__What is being asked__
Where "icon" appears in a line of the entries below, that line should be copied.

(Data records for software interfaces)
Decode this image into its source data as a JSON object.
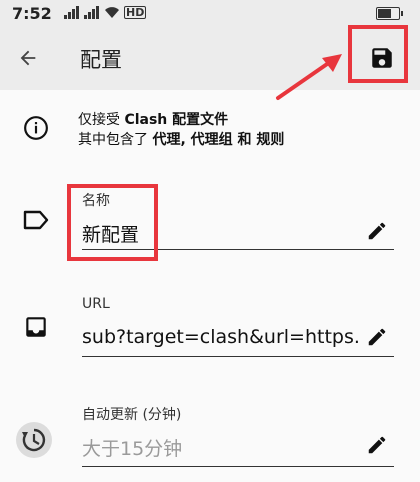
{
  "status_bar": {
    "time": "7:52",
    "network_badge": "HD"
  },
  "app_bar": {
    "back_icon": "arrow-left-icon",
    "title": "配置",
    "save_icon": "floppy-save-icon"
  },
  "info": {
    "icon": "info-circle-icon",
    "line1_prefix": "仅接受",
    "line1_strong": "Clash 配置文件",
    "line2_prefix": "其中包含了",
    "line2_strong": "代理, 代理组 和 规则"
  },
  "fields": {
    "name": {
      "icon": "label-tag-icon",
      "label": "名称",
      "value": "新配置"
    },
    "url": {
      "icon": "inbox-icon",
      "label": "URL",
      "value": "sub?target=clash&url=https..."
    },
    "auto_update": {
      "icon": "history-icon",
      "label": "自动更新 (分钟)",
      "placeholder": "大于15分钟"
    }
  },
  "colors": {
    "highlight": "#e8363d",
    "background": "#fafafa",
    "app_bar": "#ececec"
  }
}
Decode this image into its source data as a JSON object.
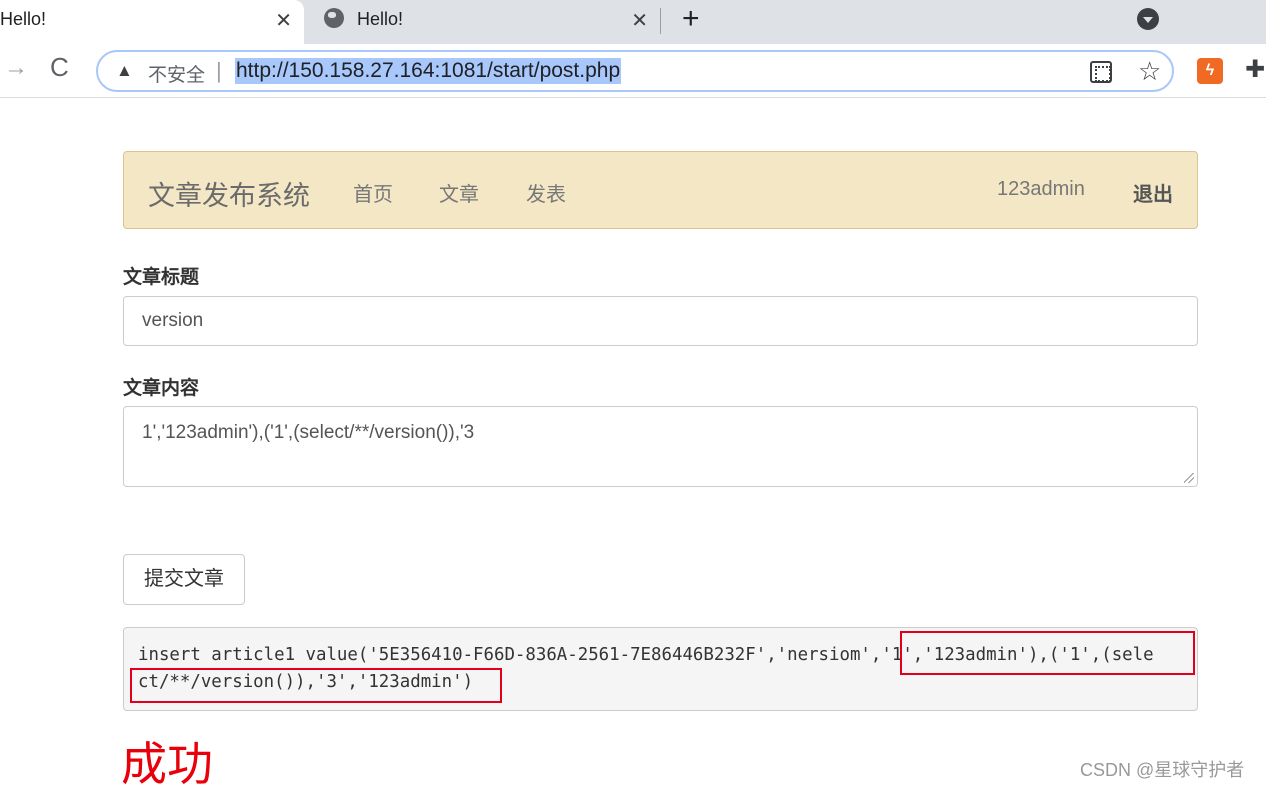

__Expected answer__
    "back_icon": "arrow-left-icon",
    "save_icon": "floppy-save-icon"
    "icon": "info-circle-icon",
      "icon": "label-tag-icon",
      "icon": "inbox-icon",
      "icon": "history-icon",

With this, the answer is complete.